**RECORDS SHOWN:**
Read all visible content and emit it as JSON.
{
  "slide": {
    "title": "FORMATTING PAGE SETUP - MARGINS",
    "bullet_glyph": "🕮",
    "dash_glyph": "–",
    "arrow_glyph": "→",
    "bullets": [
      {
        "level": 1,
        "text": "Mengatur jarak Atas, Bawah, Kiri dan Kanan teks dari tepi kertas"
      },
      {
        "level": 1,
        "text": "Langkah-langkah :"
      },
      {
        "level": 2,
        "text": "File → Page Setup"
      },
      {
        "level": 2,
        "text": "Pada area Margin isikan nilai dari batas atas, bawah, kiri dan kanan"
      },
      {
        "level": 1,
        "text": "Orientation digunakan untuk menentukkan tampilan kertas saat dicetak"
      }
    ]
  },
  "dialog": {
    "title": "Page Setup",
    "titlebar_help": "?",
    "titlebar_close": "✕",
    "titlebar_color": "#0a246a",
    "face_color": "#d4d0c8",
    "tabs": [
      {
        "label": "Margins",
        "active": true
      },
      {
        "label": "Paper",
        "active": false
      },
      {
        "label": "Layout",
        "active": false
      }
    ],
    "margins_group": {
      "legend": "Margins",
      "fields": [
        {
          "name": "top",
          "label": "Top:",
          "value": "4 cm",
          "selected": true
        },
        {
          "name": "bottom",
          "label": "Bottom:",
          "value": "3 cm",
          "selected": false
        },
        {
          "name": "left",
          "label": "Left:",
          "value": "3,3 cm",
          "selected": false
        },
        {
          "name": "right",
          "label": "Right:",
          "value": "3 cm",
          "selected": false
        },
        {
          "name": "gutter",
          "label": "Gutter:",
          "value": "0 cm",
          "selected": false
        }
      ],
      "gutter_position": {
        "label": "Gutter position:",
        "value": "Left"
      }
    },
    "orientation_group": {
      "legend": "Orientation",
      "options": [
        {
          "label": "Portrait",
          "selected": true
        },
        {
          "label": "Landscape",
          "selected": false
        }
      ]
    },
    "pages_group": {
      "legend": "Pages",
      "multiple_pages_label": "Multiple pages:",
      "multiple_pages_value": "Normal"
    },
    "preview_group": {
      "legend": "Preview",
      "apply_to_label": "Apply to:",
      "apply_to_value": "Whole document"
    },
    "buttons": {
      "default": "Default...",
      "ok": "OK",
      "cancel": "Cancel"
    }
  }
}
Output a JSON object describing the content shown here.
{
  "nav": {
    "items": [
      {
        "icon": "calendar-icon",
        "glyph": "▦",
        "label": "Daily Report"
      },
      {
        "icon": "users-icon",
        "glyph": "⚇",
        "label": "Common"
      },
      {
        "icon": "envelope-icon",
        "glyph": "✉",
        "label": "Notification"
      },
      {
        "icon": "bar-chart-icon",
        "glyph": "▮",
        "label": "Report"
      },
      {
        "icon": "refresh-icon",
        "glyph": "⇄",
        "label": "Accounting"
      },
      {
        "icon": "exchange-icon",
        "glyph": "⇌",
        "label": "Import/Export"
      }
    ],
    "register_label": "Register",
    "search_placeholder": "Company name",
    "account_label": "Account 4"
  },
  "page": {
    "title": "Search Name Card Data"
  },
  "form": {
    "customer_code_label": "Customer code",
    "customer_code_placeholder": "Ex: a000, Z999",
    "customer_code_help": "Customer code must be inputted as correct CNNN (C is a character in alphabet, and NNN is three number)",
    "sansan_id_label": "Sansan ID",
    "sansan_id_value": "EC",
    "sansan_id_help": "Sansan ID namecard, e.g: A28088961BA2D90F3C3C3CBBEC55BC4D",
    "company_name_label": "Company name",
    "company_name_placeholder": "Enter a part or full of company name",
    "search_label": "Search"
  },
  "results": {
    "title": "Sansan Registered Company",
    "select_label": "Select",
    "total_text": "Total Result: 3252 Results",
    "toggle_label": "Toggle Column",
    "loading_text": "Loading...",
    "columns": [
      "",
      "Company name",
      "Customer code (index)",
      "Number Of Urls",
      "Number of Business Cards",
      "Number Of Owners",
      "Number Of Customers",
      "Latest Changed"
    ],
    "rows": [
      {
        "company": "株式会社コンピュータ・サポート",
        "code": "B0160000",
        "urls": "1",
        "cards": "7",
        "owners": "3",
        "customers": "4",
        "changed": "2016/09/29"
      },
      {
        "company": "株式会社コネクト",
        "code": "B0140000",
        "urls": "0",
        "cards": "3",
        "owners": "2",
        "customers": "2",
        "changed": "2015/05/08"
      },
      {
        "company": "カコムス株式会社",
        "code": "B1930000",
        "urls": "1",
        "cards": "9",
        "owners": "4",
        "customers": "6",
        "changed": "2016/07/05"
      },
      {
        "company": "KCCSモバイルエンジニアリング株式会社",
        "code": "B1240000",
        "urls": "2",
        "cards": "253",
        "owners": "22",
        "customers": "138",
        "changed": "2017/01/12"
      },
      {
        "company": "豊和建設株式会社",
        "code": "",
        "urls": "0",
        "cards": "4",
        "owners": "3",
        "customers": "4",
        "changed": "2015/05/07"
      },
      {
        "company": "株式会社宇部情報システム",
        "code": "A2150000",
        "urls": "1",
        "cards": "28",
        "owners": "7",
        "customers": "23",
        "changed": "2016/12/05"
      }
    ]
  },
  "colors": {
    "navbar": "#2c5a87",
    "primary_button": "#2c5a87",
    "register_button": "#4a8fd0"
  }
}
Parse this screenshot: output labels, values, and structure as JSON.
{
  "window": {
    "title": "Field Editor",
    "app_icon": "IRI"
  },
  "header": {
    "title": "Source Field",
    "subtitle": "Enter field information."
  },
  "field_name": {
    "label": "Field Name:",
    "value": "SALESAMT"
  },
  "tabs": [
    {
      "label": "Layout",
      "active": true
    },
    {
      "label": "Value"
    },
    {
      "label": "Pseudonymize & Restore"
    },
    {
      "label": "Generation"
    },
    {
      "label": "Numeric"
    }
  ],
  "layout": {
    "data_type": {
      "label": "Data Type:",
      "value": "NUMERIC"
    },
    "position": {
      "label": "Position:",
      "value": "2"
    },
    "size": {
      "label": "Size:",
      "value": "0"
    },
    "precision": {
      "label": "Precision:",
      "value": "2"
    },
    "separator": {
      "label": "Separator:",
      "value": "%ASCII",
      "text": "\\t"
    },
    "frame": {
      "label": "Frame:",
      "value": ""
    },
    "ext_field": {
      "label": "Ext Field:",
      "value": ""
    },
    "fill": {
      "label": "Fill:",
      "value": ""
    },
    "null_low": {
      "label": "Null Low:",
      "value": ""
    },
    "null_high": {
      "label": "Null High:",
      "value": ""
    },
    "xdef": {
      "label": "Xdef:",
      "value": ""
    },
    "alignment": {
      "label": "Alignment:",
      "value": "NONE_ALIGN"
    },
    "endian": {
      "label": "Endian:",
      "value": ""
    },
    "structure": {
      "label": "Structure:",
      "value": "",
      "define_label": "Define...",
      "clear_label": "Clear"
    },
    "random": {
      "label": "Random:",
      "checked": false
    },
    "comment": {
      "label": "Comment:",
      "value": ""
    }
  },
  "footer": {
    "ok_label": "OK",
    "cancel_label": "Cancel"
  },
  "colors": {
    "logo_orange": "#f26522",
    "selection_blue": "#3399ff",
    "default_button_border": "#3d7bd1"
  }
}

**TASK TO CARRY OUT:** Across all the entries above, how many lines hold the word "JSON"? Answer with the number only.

**COMPLETED TASK:** 3